The text for this sermon is Isaiah 60:5, “Then you shall see and be radiant…” Pastor Jim Kniseley presented this sermon at Resurrection on January 9, 2011, the congregation’s celebration of the Festival of the Epiphany.
Dear Friends in Christ,
Welcome to the Season of Epiphany. This is the Season in our Church Calendar between the end of Christmas and the Beginning of Lent. Often we call this the Season of Light, because we remember the Star that God sent to lead the Wisemen of old to the Christ Child, and , we focus on God’s plan for bringing light to the whole world through Jesus Christ. As the spreading of this light is happening through us and all Christians, the words of Isaiah come true: “Then you shall see and be radiant…”
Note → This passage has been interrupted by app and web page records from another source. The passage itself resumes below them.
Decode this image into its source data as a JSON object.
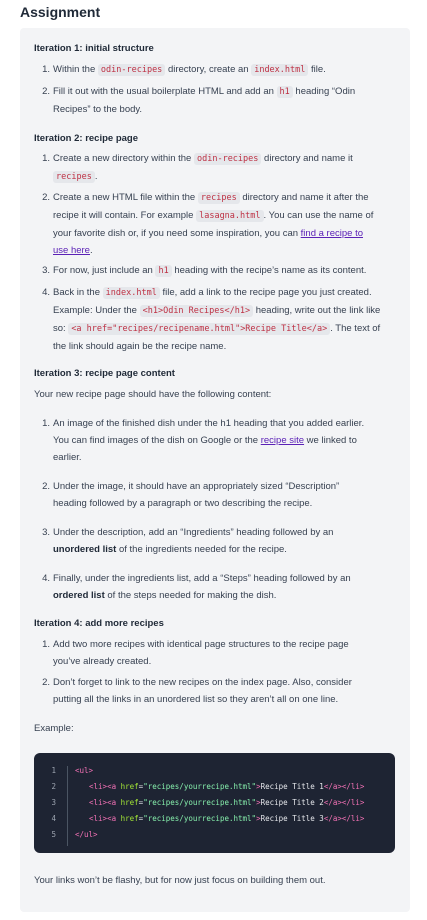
{
  "title": "Assignment",
  "iter1": {
    "title": "Iteration 1: initial structure",
    "items": [
      {
        "n": "1.",
        "a": "Within the ",
        "code": "odin-recipes",
        "b": " directory, create an ",
        "code2": "index.html",
        "c": " file."
      },
      {
        "n": "2.",
        "a": "Fill it out with the usual boilerplate HTML and add an ",
        "code": "h1",
        "b": " heading “Odin",
        "c": "Recipes” to the body."
      }
    ]
  },
  "iter2": {
    "title": "Iteration 2: recipe page",
    "i1": {
      "n": "1.",
      "a": "Create a new directory within the ",
      "code": "odin-recipes",
      "b": " directory and name it",
      "code2": "recipes",
      "c": "."
    },
    "i2": {
      "n": "2.",
      "a": "Create a new HTML file within the ",
      "code": "recipes",
      "b": " directory and name it after the",
      "c": "recipe it will contain. For example ",
      "code2": "lasagna.html",
      "d": ". You can use the name of",
      "e": "your favorite dish or, if you need some inspiration, you can ",
      "link1": "find a recipe to",
      "link2": "use here",
      "f": "."
    },
    "i3": {
      "n": "3.",
      "a": "For now, just include an ",
      "code": "h1",
      "b": " heading with the recipe’s name as its content."
    },
    "i4": {
      "n": "4.",
      "a": "Back in the ",
      "code": "index.html",
      "b": " file, add a link to the recipe page you just created.",
      "c": "Example: Under the ",
      "code2": "<h1>Odin Recipes</h1>",
      "d": " heading, write out the link like",
      "e": "so: ",
      "code3": "<a href=\"recipes/recipename.html\">Recipe Title</a>",
      "f": ". The text of",
      "g": "the link should again be the recipe name."
    }
  },
  "iter3": {
    "title": "Iteration 3: recipe page content",
    "intro": "Your new recipe page should have the following content:",
    "i1": {
      "n": "1.",
      "a": "An image of the finished dish under the h1 heading that you added earlier.",
      "b": "You can find images of the dish on Google or the ",
      "link": "recipe site",
      "c": " we linked to",
      "d": "earlier."
    },
    "i2": {
      "n": "2.",
      "a": "Under the image, it should have an appropriately sized “Description”",
      "b": "heading followed by a paragraph or two describing the recipe."
    },
    "i3": {
      "n": "3.",
      "a": "Under the description, add an “Ingredients” heading followed by an",
      "bold": "unordered list",
      "b": " of the ingredients needed for the recipe."
    },
    "i4": {
      "n": "4.",
      "a": "Finally, under the ingredients list, add a “Steps” heading followed by an",
      "bold": "ordered list",
      "b": " of the steps needed for making the dish."
    }
  },
  "iter4": {
    "title": "Iteration 4: add more recipes",
    "i1": {
      "n": "1.",
      "a": "Add two more recipes with identical page structures to the recipe page",
      "b": "you’ve already created."
    },
    "i2": {
      "n": "2.",
      "a": "Don’t forget to link to the new recipes on the index page. Also, consider",
      "b": "putting all the links in an unordered list so they aren’t all on one line."
    }
  },
  "example_label": "Example:",
  "code": {
    "line_numbers": [
      "1",
      "2",
      "3",
      "4",
      "5"
    ],
    "ul_open": "<ul>",
    "ul_close": "</ul>",
    "li_open": "<li>",
    "a_open": "<a ",
    "href_attr": "href",
    "eq": "=",
    "href1": "\"recipes/yourrecipe.html\"",
    "href2": "\"recipes/yourrecipe.html\"",
    "href3": "\"recipes/yourrecipe.html\"",
    "gt": ">",
    "text1": "Recipe Title 1",
    "text2": "Recipe Title 2",
    "text3": "Recipe Title 3",
    "a_close": "</a>",
    "li_close": "</li>"
  },
  "footer": "Your links won’t be flashy, but for now just focus on building them out.",
  "colors": {
    "card_bg": "#f3f4f6",
    "code_bg": "#1e2433",
    "inline_code": "#be3144",
    "link": "#5b21b6"
  }
}
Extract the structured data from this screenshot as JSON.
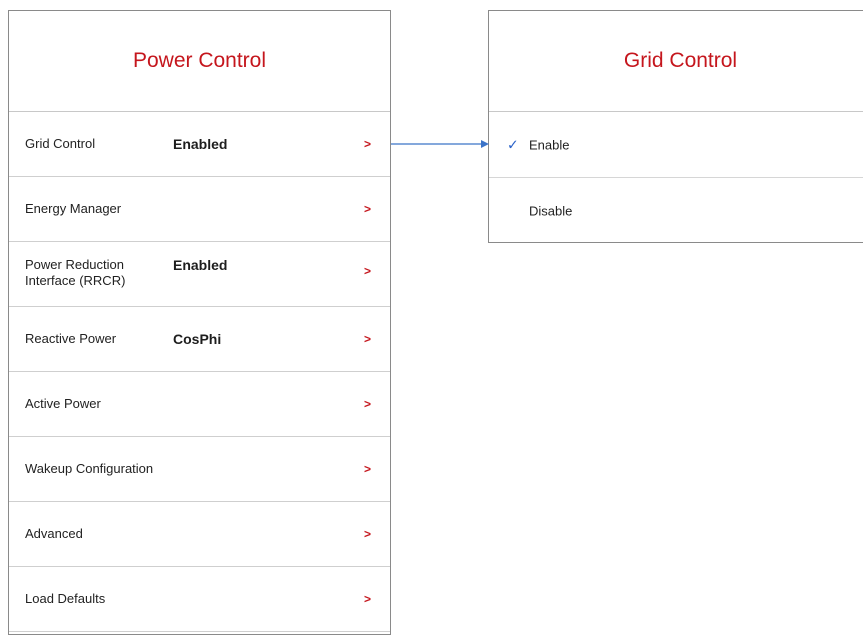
{
  "power_control": {
    "title": "Power Control",
    "items": [
      {
        "label": "Grid Control",
        "value": "Enabled",
        "chevron": ">"
      },
      {
        "label": "Energy Manager",
        "value": "",
        "chevron": ">"
      },
      {
        "label": "Power Reduction",
        "label_line2": "Interface (RRCR)",
        "value": "Enabled",
        "chevron": ">"
      },
      {
        "label": "Reactive Power",
        "value": "CosPhi",
        "chevron": ">"
      },
      {
        "label": "Active Power",
        "value": "",
        "chevron": ">"
      },
      {
        "label": "Wakeup Configuration",
        "value": "",
        "chevron": ">"
      },
      {
        "label": "Advanced",
        "value": "",
        "chevron": ">"
      },
      {
        "label": "Load Defaults",
        "value": "",
        "chevron": ">"
      }
    ]
  },
  "grid_control": {
    "title": "Grid Control",
    "check_mark": "✓",
    "options": [
      {
        "label": "Enable",
        "selected": true
      },
      {
        "label": "Disable",
        "selected": false
      }
    ]
  },
  "colors": {
    "title_red": "#c5161d",
    "chevron_red": "#c5161d",
    "check_blue": "#2a62c9",
    "arrow_blue": "#3b73c8",
    "panel_border": "#8a8a8a"
  }
}
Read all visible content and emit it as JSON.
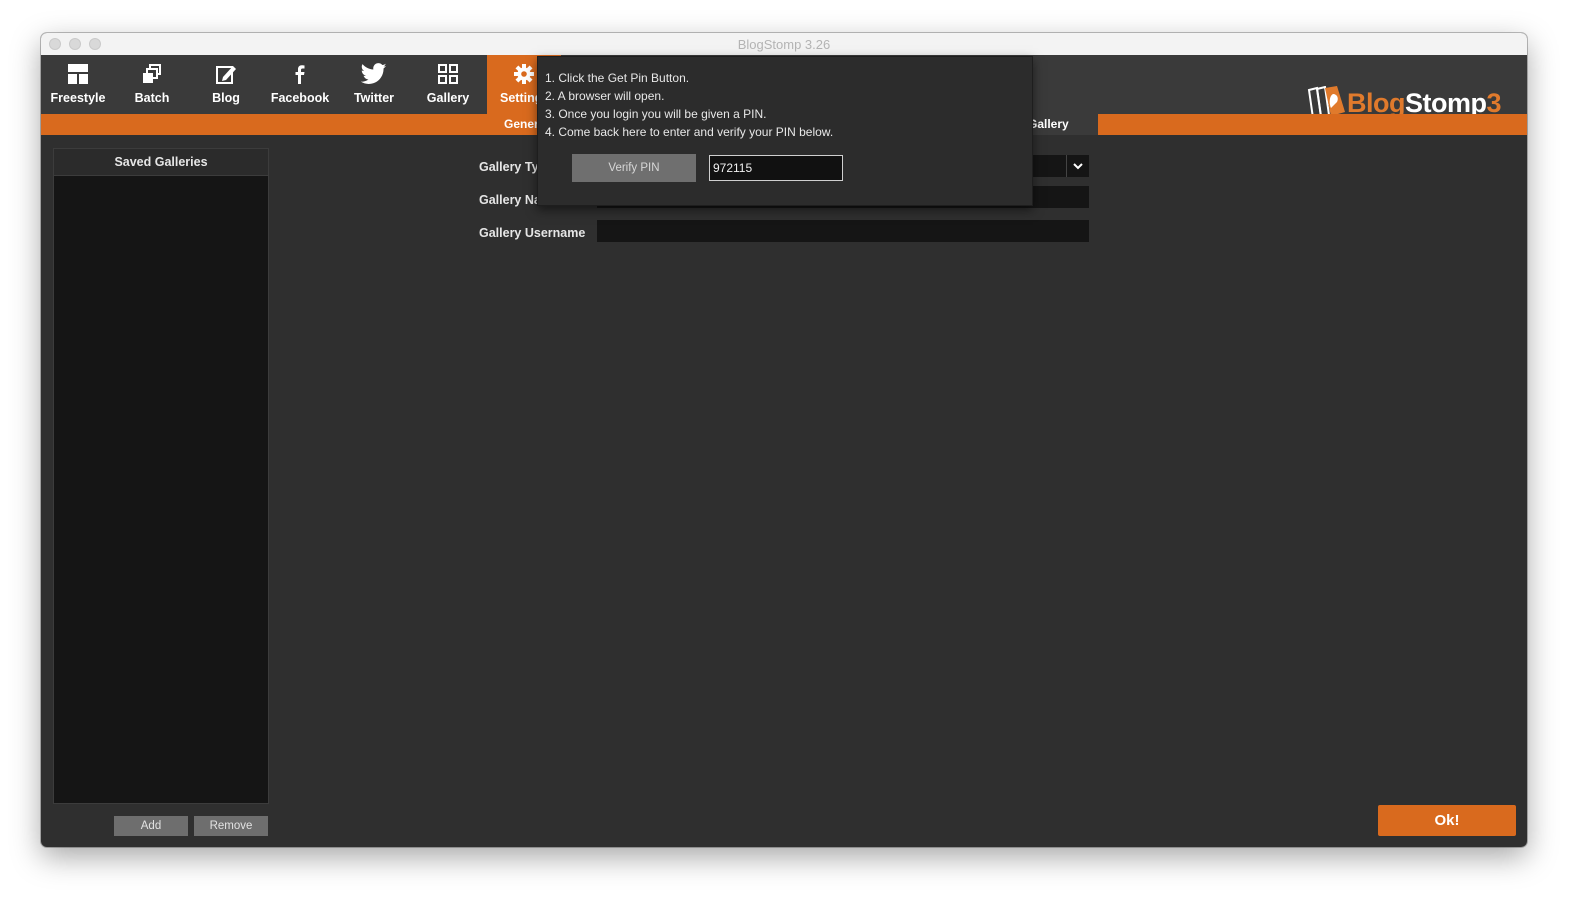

I am very pleased with the selection of the three lessons for today. These are the ones for the Festival of the Epiphany and are used by many denominations that use the lectionary. The lectionary is the set of lessons that purposely follow the church calendar. These three scripture lessons for today fit together well and really help us understand how the light and the star fit into God’s plan for the salvation of the world. Our first lesson from Isaiah 60 was given 700 years before the birth of Jesus. Listen to how close these words come to describing what happened with the Wisemen: “Arise, shine; for your light has come, and the glory of the Lord has risen upon you…Nations shall come to your light, and kings to the brightness of your dawn…Then you shall see and be radiant…A multitude of camels shall cover you, the young camels of Midian and Ephah; all those from Sheba shall come. They shall bring gold and frankincense, and shall proclaim the praise of the Lord.”
Our second lesson is from St. Paul’s Letter to the Ephesians, written just a few years after Jesus had returned to heaven. Paul believed sincerely that Jesus called him to take the gospel to the Gentiles, in the spirit of ever-expanding the reach of the good news of God’s Love for the whole world. He writes: “…the Gentiles have become fellow heirs, members of the same body, and sharers in the promise in Christ Jesus through the gospel…Although I am the very least among the saints, this grace was given to me to bring to the Gentiles the news of the boundless riches of Christ, and to make everyone see what is the plan of the mystery hidden for ages in God who created all things; so that through the church the wisdom of God in its rich variety might now be made known to the rulers and authorities in the heavenly places. This was in accordance with the eternal purpose that he has carried out in Christ Jesus our Lord…”
Let me pause for a time in this retelling of scripture to reflect on two words we just heard St. Paul give us: “eternal purpose.” I might have just breezed by those words in an earlier time, but now at Resurrection we are engaged in creating a purpose statement and a set of guiding principles for our congregation’s ministry. This might be just the right time to see how our purpose statement stacks up with God’s purpose as revealed in scripture.
As you know, the purpose statement involves using the letters of our names: RLC, Resurrection Lutheran Church. Here is the proposed Purpose Statement that you and I will be voting on at the Congregation Meeting on January 30:
God’s Purpose for Resurrection Lutheran Church is to:
Reflect the Love of Christ by Reaching, Loving, and Caring.
God’s Work…Our Hands.
One of the most important words in that statement is “Reflect”. It is not our light but the light of Christ that comes to us first and we simply are reflecting back that light to others.
What are the guiding principles, those biblically-based values we intend to live by? Here are the seven:
1. Jesus is Lord and Savior – in all that we say and do we serve Jesus, for by His grace we are saved through faith.
2. We trust in the Lord –through God all things are possible.
3. We call on God.
4. We invite and welcome all people.
5. We share God’s blessings generously as we are generously blessed.
6. We proclaim the Good News of the love of Christ in word and deed at all times and in all places.
7. We participate in a global communion of churches as ecumenical Lutherans.
What about those Wisemen of old? What does their story, their experience have to do with us now and our celebration of the season of light? Matthew places the account of the visit of the wisemen, the magi, immediately following his account of the birth of Jesus. It’s as if to say: followers to Jesus, he came not just for the House of Israel but for the whole world. They came from afar, probably from what is today Iran and Iraq. They came first as all sojourners and inquirers do: to see for themselves and to pay respect. The word is “homage” means showing respect to a king or person of high rank. They didn’t know when they set out that they would be encountering an infant. The gifts they brought didn’t seem to be appropriate after they arrived. But their gifts turned out to be wholly appropriate. The gold was a gift worthy of a king. The frankincense was often used in ritual worship to a deity or god. The myrrh, how prophetic, was an oil used at the time of death.
People of Resurrection, let us be people of the light. May we indeed reflect the love of Christ in in all we say and do. May the true star of epiphany bless us his little reflectors.